Records supplied:
>>>

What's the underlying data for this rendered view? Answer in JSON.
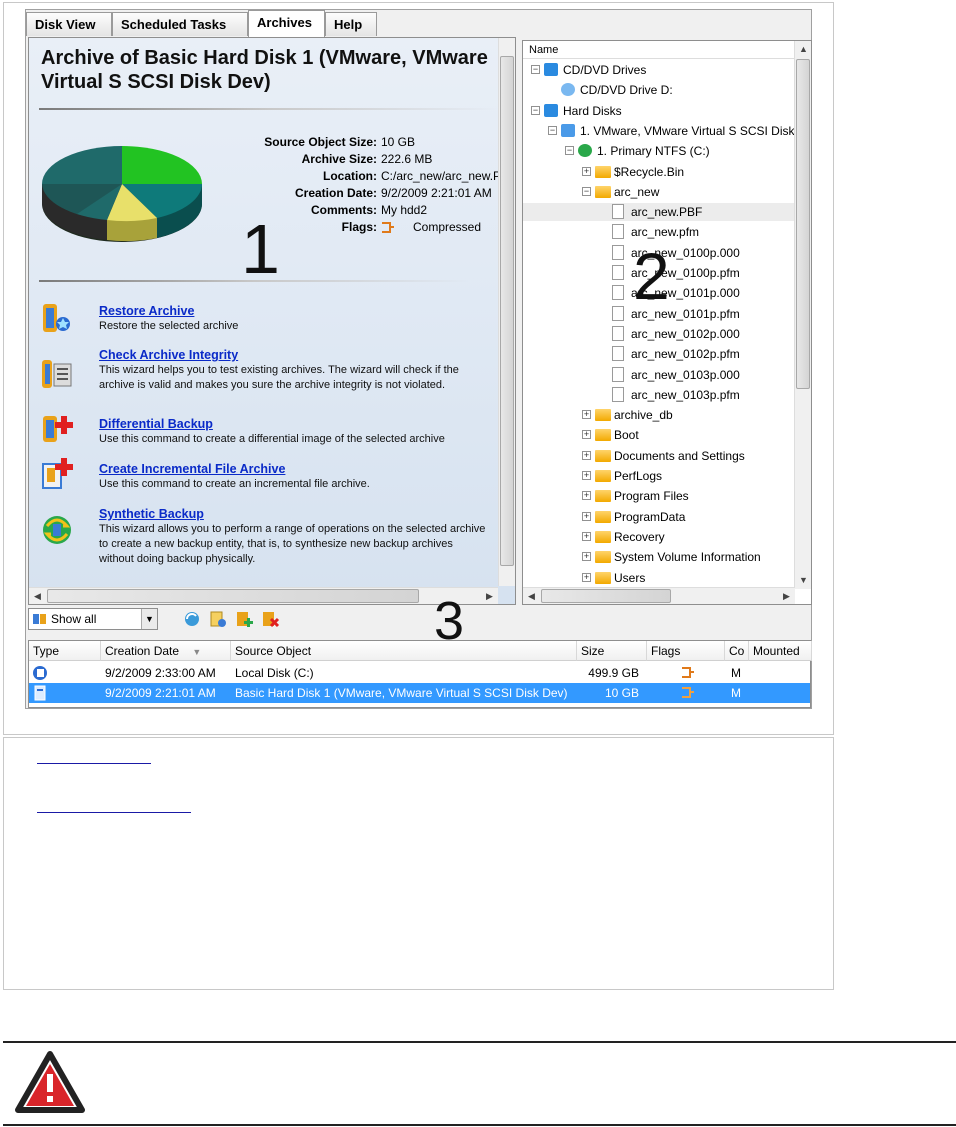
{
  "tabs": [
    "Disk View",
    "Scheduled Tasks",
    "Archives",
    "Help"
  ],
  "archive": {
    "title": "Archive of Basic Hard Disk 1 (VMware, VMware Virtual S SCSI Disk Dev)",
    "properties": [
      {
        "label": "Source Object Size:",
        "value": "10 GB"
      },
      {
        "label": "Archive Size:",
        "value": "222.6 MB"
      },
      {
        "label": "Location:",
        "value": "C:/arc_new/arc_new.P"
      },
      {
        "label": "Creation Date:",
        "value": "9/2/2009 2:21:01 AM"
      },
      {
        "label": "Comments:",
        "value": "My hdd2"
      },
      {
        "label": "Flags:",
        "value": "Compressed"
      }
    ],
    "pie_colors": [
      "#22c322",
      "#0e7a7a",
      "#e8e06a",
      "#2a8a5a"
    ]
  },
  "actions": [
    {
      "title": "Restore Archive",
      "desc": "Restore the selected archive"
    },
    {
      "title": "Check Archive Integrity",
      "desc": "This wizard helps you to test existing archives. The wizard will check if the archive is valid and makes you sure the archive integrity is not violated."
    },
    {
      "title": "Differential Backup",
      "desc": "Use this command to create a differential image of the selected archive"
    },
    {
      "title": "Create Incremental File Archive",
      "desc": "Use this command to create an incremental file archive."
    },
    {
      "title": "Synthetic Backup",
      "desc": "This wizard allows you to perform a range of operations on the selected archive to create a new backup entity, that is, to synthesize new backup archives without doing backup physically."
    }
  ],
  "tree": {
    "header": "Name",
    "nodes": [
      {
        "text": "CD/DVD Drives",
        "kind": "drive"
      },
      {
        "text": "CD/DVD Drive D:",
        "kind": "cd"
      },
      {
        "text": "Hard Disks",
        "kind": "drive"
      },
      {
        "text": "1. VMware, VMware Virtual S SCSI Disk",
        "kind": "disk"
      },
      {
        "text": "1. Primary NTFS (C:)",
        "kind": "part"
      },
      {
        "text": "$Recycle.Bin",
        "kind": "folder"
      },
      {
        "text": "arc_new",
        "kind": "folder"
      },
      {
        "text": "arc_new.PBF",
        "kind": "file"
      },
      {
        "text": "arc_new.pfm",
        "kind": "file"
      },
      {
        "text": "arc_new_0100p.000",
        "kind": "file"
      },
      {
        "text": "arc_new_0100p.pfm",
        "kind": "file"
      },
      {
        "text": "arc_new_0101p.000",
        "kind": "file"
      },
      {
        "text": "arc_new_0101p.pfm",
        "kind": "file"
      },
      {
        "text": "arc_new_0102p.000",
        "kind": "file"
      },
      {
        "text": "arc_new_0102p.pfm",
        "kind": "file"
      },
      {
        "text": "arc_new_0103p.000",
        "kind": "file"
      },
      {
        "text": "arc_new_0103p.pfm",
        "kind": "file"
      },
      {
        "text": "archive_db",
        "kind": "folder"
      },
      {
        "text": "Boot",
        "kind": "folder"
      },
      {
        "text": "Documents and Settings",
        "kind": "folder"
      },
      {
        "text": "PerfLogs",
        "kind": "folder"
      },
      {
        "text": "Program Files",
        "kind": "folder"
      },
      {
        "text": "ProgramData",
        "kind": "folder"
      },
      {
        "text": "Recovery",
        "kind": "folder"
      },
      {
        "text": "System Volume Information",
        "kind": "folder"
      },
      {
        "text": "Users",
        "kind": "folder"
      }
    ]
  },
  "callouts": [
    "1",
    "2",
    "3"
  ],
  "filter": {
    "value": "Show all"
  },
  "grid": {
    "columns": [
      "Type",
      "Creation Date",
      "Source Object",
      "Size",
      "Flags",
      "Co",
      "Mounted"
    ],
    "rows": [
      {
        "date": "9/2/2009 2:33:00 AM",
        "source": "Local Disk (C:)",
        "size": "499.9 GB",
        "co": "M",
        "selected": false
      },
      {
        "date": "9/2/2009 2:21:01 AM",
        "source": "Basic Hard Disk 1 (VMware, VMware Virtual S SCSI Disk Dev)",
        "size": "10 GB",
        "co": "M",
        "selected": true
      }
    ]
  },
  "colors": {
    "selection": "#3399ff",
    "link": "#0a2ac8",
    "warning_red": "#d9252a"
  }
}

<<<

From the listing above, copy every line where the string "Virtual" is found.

    "title": "Archive of Basic Hard Disk 1 (VMware, VMware Virtual S SCSI Disk Dev)",
        "text": "1. VMware, VMware Virtual S SCSI Disk",
        "source": "Basic Hard Disk 1 (VMware, VMware Virtual S SCSI Disk Dev)",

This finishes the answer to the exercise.